[00:08:03] The second one is that bulk senders need to enable easy unsubscription. So no more clicking on a link and then having to fill out a form, clicking another button, and then jumping through three or four more hoops to unsubscribe from an email list. None of that. You can’t do that anymore. You need to have a one-click unsubscribe. So that means that somebody clicks on a link in your email footer, and they are unsubscribed. They don’t have to confirm anything. They don’t have to fill anything else out. They are unsubscribed as soon as they click that link in it. It goes to whatever website, unsubscribes them. You also need to process that unsubscribe request within two days. If you check with your email marketing provider to make sure they offer both, you should be good. And it’s very likely that they do offer both of those. And it’s probably going to be the default behavior if it’s not already because they want your emails to reach people’s inboxes, just as much as you do. It’s really important for them that that happens. So they’re going to have those options.
[00:09:02] Now onto the third change bulk senders need to make sure they’re sending wanted emails. That means your spam complaint rate needs to be under 0.1%. That’s a really low percentage. You can keep your spam complaint, rate low with a few different things, a few different options here, but first of all, the best way is to make sure you only send bulk emails to people who opted in to get messages from you. That’s rule number one, make sure that people have opted in, in order to get the email from you. Don’t just cold email people in bulk and send them your information. You want to make sure that they’ve opted in.
[00:09:42] Another thing that you can do is confirm the email addresses before subscribing them. So in other words, you should probably enable double opt-in. I know a lot of people don’t like that because they feel like their emails aren’t going to get seen. And they do have a lot of fall off from time to time if people don’t do that second opt-in. Double opt-in means that somebody will fill out a form to subscribe to your email list, and then they’re going to get an email that asks them to confirm that it’s a valid email address before they actually get subscribed to your email list. And the problem that some people have with that is that somebody fills out the form, they get the email and they never click to verify that they own the email address. It’s probably going to be a good idea to turn that on even if you don’t like it. And even if it means that you might not get as many subscribers that way. You can require them to be subscribed to get your lead magnet or whatever it is that you’re using to entice them to sign up for your email list. But that’s something that you probably are going to want to do.

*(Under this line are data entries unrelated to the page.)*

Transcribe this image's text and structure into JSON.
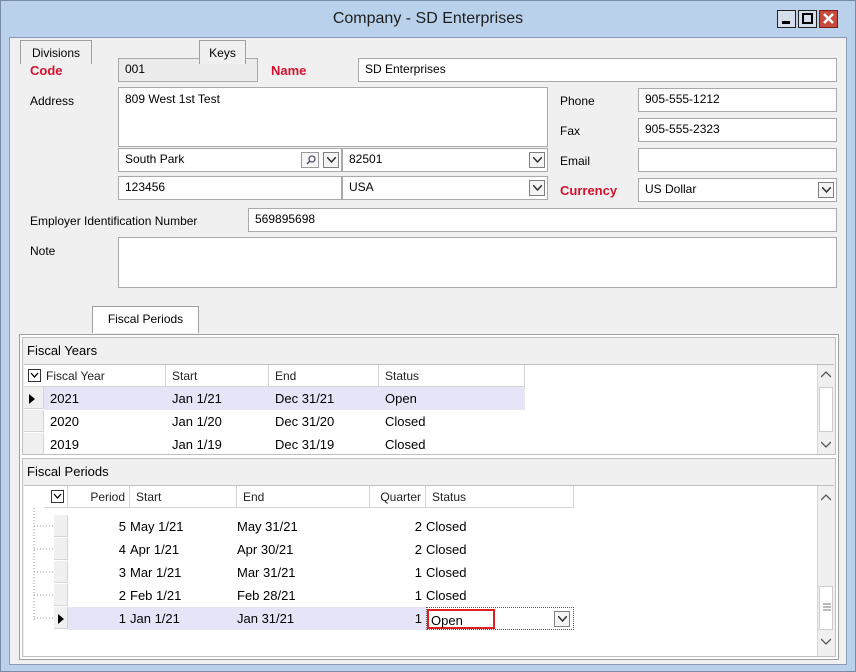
{
  "window": {
    "title": "Company - SD Enterprises"
  },
  "form": {
    "code_label": "Code",
    "code_value": "001",
    "name_label": "Name",
    "name_value": "SD Enterprises",
    "address_label": "Address",
    "address_value": "809 West 1st Test",
    "city_value": "South Park",
    "postal_value": "82501",
    "zip_value": "123456",
    "country_value": "USA",
    "phone_label": "Phone",
    "phone_value": "905-555-1212",
    "fax_label": "Fax",
    "fax_value": "905-555-2323",
    "email_label": "Email",
    "email_value": "",
    "currency_label": "Currency",
    "currency_value": "US Dollar",
    "ein_label": "Employer Identification Number",
    "ein_value": "569895698",
    "note_label": "Note",
    "note_value": ""
  },
  "tabs": [
    {
      "label": "Divisions"
    },
    {
      "label": "Fiscal Periods",
      "active": true
    },
    {
      "label": "Keys"
    }
  ],
  "fiscal_years": {
    "title": "Fiscal Years",
    "columns": [
      "Fiscal Year",
      "Start",
      "End",
      "Status"
    ],
    "rows": [
      {
        "year": "2021",
        "start": "Jan 1/21",
        "end": "Dec 31/21",
        "status": "Open",
        "selected": true
      },
      {
        "year": "2020",
        "start": "Jan 1/20",
        "end": "Dec 31/20",
        "status": "Closed"
      },
      {
        "year": "2019",
        "start": "Jan 1/19",
        "end": "Dec 31/19",
        "status": "Closed"
      }
    ]
  },
  "fiscal_periods": {
    "title": "Fiscal Periods",
    "columns": [
      "Period",
      "Start",
      "End",
      "Quarter",
      "Status"
    ],
    "rows": [
      {
        "period": "5",
        "start": "May 1/21",
        "end": "May 31/21",
        "quarter": "2",
        "status": "Closed"
      },
      {
        "period": "4",
        "start": "Apr 1/21",
        "end": "Apr 30/21",
        "quarter": "2",
        "status": "Closed"
      },
      {
        "period": "3",
        "start": "Mar 1/21",
        "end": "Mar 31/21",
        "quarter": "1",
        "status": "Closed"
      },
      {
        "period": "2",
        "start": "Feb 1/21",
        "end": "Feb 28/21",
        "quarter": "1",
        "status": "Closed"
      },
      {
        "period": "1",
        "start": "Jan 1/21",
        "end": "Jan 31/21",
        "quarter": "1",
        "status": "Open",
        "selected": true
      }
    ]
  },
  "colors": {
    "required": "#d4122e",
    "selected_row": "#e6e4f7",
    "edit_border": "#e02020"
  }
}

[00:10:47] Now another thing that you can do is clean up your email list from time to time by unsubscribing people who don’t open or read your email messages. If they’re not opening your emails, they’re not interacting with your emails. Then you can probably clean them from your list. And the added benefit of that is a lot of the email marketing platforms charge per subscriber, or per contact. So if you’ve got 5,000 subscribers on your email list, And only a thousand of them are actually opening the emails. You can clean that other 4,000 and you’re probably going to go down at least one level in the pricing. So keep that in mind.
[00:11:25] Now there are, of course, other standards that you can follow to make sure your emails get delivered. But that’s a story for another time. I will work on an episode after my AI series. That’s going to get a little bit more into that.
[00:11:38] Now that you know what to do. I do urge you to take action and get it done soon. Remember, these changes take effect on February 1st, 2024. So you don’t have a lot of time to do it. If you need help, make sure you reach out to me as soon as possible, because we do have limited time to get this done on top of our other work. So make sure we get your request in soon.
[00:12:04] Thanks so much for listening. I hope you found this helpful and make sure you tune in for the next episode where I will return to my AI series. I’ll see you then.